If you are a small business borrower and have a need for capital, we hope that this has provided some insight and may help you get the funding you need. To offer a little criticism, however, these companies are looking to be as profitable as possible and as I mentioned in my previous article, small business loans often struggle to provide that profitability. So these lenders would ideally like to push further into the profitable areas that banks currently own. Because of their cost structure, they will be able to make smaller loans more profitable, but that smaller margin business is not likely to be their primary focus. Additionally, if you are finding it difficult to get funding from a bank, you may also find challenges with these companies.
But on the positive side, there is also the opportunity perspective. The following graph was provided by Renaud Laplanche, the CEO of Lending Club at the 2015 LendIt conference. It shows the size of the various lending markets that banks and other institutions have.
The blue circle on the far right shows that all of the small business loans as of 2014 was $300billion. The tiny yellow dot at the bottom left edge is not a mis-colored pixel, it is all of the marketplace lending in the commercial space as of the same time period. So as you can see this online marketspace has plenty of room to grow (as do the other categories!). However, at least for today, the players you may have to deal with are still the banks and other financing vendors. (We will look at the various financing options in our next article.)
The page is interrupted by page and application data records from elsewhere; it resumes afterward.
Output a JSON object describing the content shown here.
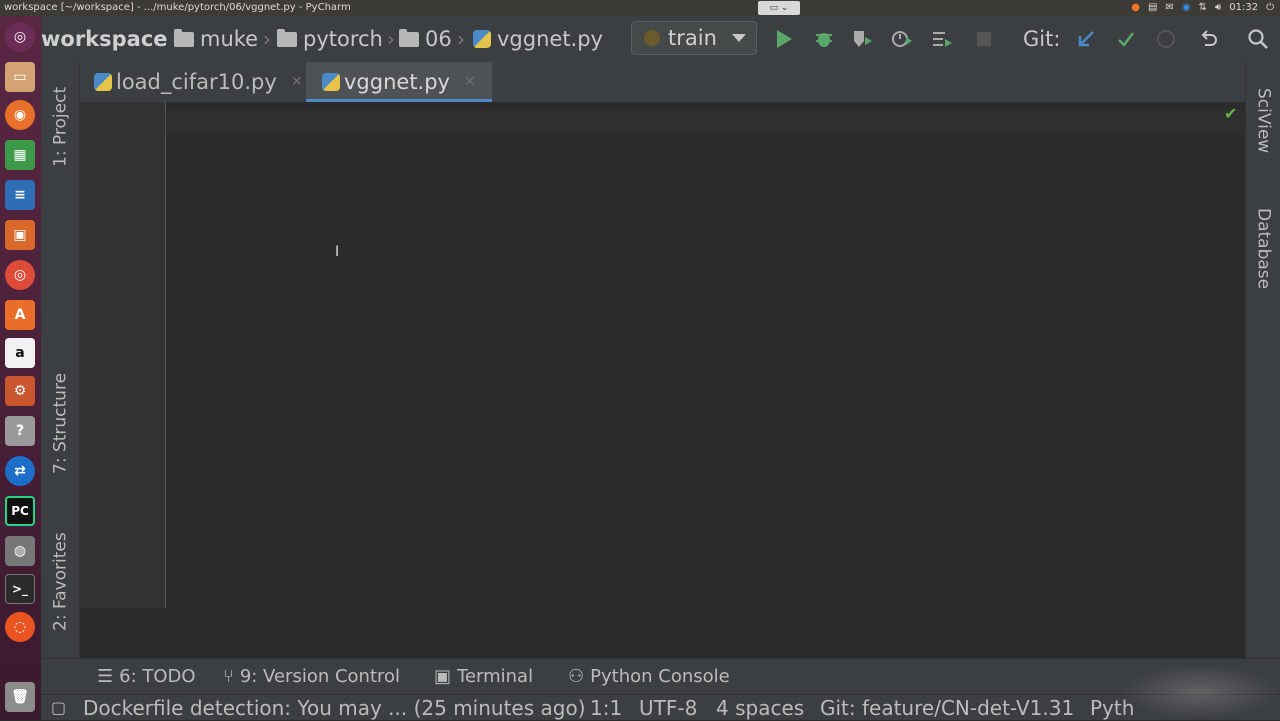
{
  "os": {
    "window_title": "workspace [~/workspace] - .../muke/pytorch/06/vggnet.py - PyCharm",
    "clock": "01:32"
  },
  "navbar": {
    "crumbs": [
      "workspace",
      "muke",
      "pytorch",
      "06",
      "vggnet.py"
    ],
    "run_config": "train",
    "git_label": "Git:"
  },
  "tabs": [
    {
      "label": "load_cifar10.py",
      "active": false
    },
    {
      "label": "vggnet.py",
      "active": true
    }
  ],
  "left_tool_windows": [
    "1: Project",
    "7: Structure",
    "2: Favorites"
  ],
  "right_tool_windows": [
    "SciView",
    "Database"
  ],
  "bottom_tool_windows": [
    "6: TODO",
    "9: Version Control",
    "Terminal",
    "Python Console"
  ],
  "status": {
    "message": "Dockerfile detection: You may ... (25 minutes ago)",
    "position": "1:1",
    "encoding": "UTF-8",
    "indent": "4 spaces",
    "git_branch": "Git: feature/CN-det-V1.31",
    "interpreter": "Pyth"
  },
  "colors": {
    "accent": "#4a88c7",
    "run_green": "#59a869",
    "ok_green": "#62b543"
  }
}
In the banking and lending industry, data is provided by lenders to their regulators based on specific templates and detailed instructions that the regulators supply which stems from federal, state or special industry regulations. Agencies that watch over the banking system place requirements on banks to report the types of loans they make and in some cases the size of those loans. The general categories that banks are required to report on are real estate (like mortgages and farmland), agricultural, personal and commercial.
In addition, there are a category of loans that banks are also required to break out, called SBA 7(a) loans. These are loans made by an institution but partially guaranteed by the Small Business Administration. These are detailed in reports required by the SBA.
But that’s still not the full story. These classifications (aside from the SBA 7(a)) are not made based on the purpose of the loan, but the collateral used to secure the loan. For example, if a small business owner who needs $100,000 in capital to keep their business running through a temporary downturn, but who uses the equity in their home as collateral for their small business loan, gets a loan that is actually classified in regulatory reports as a real estate loan.
So obviously there are apples and oranges in the numbers here as well as bananas and kiwi fruit! But we will try to drill into those categories, looking at performance, growth and structure in a future post.